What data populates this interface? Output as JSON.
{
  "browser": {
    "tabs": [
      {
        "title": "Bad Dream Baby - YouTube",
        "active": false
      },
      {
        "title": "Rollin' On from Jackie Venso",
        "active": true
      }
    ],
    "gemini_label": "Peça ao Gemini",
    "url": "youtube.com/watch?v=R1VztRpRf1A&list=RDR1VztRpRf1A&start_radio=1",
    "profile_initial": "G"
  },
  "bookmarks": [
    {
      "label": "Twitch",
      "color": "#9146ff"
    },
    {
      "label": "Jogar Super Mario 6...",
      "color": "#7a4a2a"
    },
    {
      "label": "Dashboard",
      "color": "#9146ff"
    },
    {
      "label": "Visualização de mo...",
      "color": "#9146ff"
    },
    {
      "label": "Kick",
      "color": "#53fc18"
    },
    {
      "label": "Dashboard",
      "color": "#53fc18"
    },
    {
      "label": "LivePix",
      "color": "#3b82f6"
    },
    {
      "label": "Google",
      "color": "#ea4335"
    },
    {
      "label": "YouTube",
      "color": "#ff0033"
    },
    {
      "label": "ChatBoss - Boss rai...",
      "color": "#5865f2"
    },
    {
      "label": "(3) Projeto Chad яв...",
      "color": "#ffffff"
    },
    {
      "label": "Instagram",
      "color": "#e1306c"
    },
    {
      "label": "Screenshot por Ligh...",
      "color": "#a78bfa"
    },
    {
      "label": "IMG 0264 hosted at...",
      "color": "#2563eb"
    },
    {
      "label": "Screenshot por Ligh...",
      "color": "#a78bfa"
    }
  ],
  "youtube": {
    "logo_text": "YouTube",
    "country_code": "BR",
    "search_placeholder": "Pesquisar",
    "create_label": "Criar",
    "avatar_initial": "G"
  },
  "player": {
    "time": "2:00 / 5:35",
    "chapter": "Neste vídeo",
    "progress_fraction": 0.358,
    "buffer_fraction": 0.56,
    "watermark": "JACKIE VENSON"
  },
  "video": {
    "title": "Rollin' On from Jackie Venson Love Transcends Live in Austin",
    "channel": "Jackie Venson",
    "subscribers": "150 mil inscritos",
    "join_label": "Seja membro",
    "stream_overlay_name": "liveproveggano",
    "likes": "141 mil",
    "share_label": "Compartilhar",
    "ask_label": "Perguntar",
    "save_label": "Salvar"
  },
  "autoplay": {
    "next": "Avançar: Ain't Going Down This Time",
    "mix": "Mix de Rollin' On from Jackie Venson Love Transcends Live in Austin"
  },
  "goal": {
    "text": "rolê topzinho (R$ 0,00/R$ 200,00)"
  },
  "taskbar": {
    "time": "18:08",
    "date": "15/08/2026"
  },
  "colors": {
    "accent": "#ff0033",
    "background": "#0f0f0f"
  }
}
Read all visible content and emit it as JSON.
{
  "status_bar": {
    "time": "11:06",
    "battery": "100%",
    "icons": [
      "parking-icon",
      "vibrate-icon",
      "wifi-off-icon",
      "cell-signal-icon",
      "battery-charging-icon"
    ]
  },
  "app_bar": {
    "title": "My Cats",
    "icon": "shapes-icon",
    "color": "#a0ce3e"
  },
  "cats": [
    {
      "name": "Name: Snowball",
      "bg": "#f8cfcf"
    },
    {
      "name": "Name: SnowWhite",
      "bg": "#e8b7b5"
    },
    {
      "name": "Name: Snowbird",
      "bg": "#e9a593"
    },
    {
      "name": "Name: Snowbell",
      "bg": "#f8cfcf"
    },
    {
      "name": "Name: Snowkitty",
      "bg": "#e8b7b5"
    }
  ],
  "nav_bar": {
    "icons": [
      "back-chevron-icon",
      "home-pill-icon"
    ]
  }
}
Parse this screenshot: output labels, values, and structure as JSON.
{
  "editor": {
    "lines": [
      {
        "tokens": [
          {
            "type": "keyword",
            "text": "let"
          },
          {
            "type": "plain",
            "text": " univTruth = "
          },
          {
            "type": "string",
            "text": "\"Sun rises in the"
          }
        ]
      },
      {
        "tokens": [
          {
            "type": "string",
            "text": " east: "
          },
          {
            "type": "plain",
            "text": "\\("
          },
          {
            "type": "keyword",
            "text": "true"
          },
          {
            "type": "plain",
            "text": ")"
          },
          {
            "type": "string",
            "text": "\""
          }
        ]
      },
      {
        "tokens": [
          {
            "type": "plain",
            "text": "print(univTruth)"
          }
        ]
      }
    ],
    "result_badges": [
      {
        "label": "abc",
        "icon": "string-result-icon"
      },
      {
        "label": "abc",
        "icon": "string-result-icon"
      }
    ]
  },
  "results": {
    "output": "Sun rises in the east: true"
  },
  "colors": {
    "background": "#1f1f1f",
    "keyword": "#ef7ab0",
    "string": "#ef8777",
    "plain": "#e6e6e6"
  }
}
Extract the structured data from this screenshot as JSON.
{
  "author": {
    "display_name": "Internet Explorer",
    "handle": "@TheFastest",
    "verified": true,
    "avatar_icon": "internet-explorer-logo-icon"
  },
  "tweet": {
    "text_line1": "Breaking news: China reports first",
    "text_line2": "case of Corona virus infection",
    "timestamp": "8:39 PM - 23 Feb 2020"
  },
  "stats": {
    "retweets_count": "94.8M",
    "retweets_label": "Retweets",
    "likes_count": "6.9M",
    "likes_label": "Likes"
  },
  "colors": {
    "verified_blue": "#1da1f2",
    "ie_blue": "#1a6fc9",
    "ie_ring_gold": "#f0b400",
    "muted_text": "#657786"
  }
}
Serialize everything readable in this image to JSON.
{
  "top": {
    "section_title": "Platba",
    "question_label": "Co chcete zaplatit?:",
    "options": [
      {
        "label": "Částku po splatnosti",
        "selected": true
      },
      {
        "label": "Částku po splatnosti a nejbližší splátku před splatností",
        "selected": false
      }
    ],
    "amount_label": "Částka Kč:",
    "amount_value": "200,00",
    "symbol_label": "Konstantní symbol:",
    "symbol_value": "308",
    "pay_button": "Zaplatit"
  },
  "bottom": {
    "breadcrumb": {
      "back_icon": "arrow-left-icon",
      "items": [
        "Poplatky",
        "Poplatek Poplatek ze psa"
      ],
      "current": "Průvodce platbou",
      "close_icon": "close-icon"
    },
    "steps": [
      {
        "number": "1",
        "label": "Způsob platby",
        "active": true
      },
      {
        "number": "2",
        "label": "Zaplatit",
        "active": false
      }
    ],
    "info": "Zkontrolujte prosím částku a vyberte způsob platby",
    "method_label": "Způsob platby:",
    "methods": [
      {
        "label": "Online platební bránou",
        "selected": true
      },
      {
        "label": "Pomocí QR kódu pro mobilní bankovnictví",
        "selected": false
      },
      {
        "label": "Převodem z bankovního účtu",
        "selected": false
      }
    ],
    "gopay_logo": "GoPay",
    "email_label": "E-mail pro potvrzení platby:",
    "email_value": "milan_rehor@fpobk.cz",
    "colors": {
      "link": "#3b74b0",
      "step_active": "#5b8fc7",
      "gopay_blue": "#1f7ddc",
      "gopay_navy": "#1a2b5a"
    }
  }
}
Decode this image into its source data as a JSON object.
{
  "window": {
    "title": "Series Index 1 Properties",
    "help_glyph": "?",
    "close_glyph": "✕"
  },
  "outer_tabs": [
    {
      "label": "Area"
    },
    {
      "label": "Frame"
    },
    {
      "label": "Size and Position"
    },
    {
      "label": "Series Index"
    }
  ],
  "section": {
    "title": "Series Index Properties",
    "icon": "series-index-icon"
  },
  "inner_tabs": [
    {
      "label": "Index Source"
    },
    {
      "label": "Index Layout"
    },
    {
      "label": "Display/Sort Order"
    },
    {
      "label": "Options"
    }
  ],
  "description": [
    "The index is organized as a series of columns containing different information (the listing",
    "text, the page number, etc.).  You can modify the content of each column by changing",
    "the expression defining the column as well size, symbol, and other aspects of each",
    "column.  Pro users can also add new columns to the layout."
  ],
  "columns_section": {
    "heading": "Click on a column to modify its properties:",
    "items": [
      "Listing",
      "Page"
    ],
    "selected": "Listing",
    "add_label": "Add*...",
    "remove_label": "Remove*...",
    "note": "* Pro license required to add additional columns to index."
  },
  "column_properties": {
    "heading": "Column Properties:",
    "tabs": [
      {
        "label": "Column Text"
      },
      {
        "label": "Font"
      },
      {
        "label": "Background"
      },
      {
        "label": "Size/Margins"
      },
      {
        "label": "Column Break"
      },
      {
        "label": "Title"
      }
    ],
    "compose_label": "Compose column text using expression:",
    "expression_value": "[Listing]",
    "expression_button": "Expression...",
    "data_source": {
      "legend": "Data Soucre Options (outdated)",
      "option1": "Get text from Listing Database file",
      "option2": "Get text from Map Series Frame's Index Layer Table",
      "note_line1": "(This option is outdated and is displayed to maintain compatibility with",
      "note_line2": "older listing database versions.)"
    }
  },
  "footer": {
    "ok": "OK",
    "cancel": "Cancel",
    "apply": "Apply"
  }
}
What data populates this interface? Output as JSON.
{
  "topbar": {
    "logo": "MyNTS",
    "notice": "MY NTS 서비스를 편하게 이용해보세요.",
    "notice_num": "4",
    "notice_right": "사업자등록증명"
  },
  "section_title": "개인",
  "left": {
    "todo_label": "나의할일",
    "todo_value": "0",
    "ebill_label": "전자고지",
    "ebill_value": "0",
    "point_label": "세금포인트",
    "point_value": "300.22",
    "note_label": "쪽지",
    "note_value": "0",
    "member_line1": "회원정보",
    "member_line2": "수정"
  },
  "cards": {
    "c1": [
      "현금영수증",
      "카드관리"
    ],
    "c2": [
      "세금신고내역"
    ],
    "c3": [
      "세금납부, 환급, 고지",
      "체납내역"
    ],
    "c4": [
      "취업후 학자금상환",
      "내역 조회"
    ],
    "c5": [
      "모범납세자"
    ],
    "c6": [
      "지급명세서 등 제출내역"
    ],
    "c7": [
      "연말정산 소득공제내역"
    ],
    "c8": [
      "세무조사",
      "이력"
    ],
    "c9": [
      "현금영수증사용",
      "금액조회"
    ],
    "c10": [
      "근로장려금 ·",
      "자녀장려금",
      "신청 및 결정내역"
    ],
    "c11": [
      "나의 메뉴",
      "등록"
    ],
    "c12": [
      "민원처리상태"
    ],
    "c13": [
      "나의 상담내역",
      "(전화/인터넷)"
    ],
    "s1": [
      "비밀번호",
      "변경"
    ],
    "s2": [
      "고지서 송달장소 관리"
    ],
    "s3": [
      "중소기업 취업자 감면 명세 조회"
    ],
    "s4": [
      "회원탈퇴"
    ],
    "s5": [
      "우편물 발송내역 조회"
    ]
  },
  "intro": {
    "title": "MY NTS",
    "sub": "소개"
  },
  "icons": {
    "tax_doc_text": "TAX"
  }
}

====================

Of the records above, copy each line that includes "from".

        "title": "Rollin' On from Jackie Venso",
    "title": "Rollin' On from Jackie Venson Love Transcends Live in Austin",
    "mix": "Mix de Rollin' On from Jackie Venson Love Transcends Live in Austin"
Extract the structured data from this screenshot as JSON.
      "option1": "Get text from Listing Database file",
      "option2": "Get text from Map Series Frame's Index Layer Table",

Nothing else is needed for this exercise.